▽

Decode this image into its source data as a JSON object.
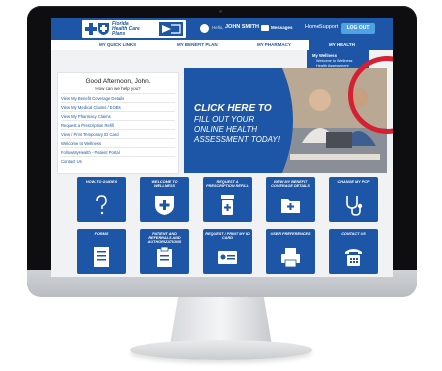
{
  "header": {
    "logo_lines": [
      "Florida",
      "Health Care",
      "Plans"
    ],
    "hello": "Hello,",
    "username": "JOHN SMITH",
    "messages": "Messages",
    "home": "Home",
    "support": "Support",
    "logout": "LOG OUT"
  },
  "nav": {
    "items": [
      "MY QUICK LINKS",
      "MY BENEFIT PLAN",
      "MY PHARMACY",
      "MY HEALTH"
    ]
  },
  "dropdown": {
    "title": "My Wellness",
    "items": [
      "Welcome to Wellness",
      "Health Assessment",
      "Printable Gym List",
      "FollowMyHealth"
    ]
  },
  "greeting": {
    "title": "Good Afternoon, John.",
    "subtitle": "How can we help you?",
    "links": [
      "View My Benefit Coverage Details",
      "View My Medical Claims / EOBs",
      "View My Pharmacy Claims",
      "Request a Prescription Refill",
      "View / Print Temporary ID Card",
      "Welcome to Wellness",
      "FollowMyHealth - Patient Portal",
      "Contact Us"
    ]
  },
  "banner": {
    "line1": "CLICK HERE TO",
    "line2": "FILL OUT YOUR",
    "line3": "ONLINE HEALTH",
    "line4": "ASSESSMENT TODAY!"
  },
  "tiles": [
    {
      "label": "HOW-TO GUIDES",
      "icon": "question-icon"
    },
    {
      "label": "WELCOME TO WELLNESS",
      "icon": "shield-plus-icon"
    },
    {
      "label": "REQUEST A PRESCRIPTION REFILL",
      "icon": "prescription-bottle-icon"
    },
    {
      "label": "VIEW MY BENEFIT COVERAGE DETAILS",
      "icon": "folder-plus-icon"
    },
    {
      "label": "CHANGE MY PCP",
      "icon": "stethoscope-icon"
    },
    {
      "label": "FORMS",
      "icon": "document-icon"
    },
    {
      "label": "PATIENT AND REFERRALS AND AUTHORIZATIONS",
      "icon": "clipboard-icon"
    },
    {
      "label": "REQUEST / PRINT MY ID CARD",
      "icon": "id-card-icon"
    },
    {
      "label": "USER PREFERENCES",
      "icon": "printer-icon"
    },
    {
      "label": "CONTACT US",
      "icon": "telephone-icon"
    }
  ],
  "colors": {
    "brand_blue": "#1d56a6",
    "logout_blue": "#4fa3e3",
    "highlight_red": "#d42032"
  }
}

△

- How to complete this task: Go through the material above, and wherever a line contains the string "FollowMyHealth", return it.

- Result for this task:
      "FollowMyHealth"
      "FollowMyHealth - Patient Portal",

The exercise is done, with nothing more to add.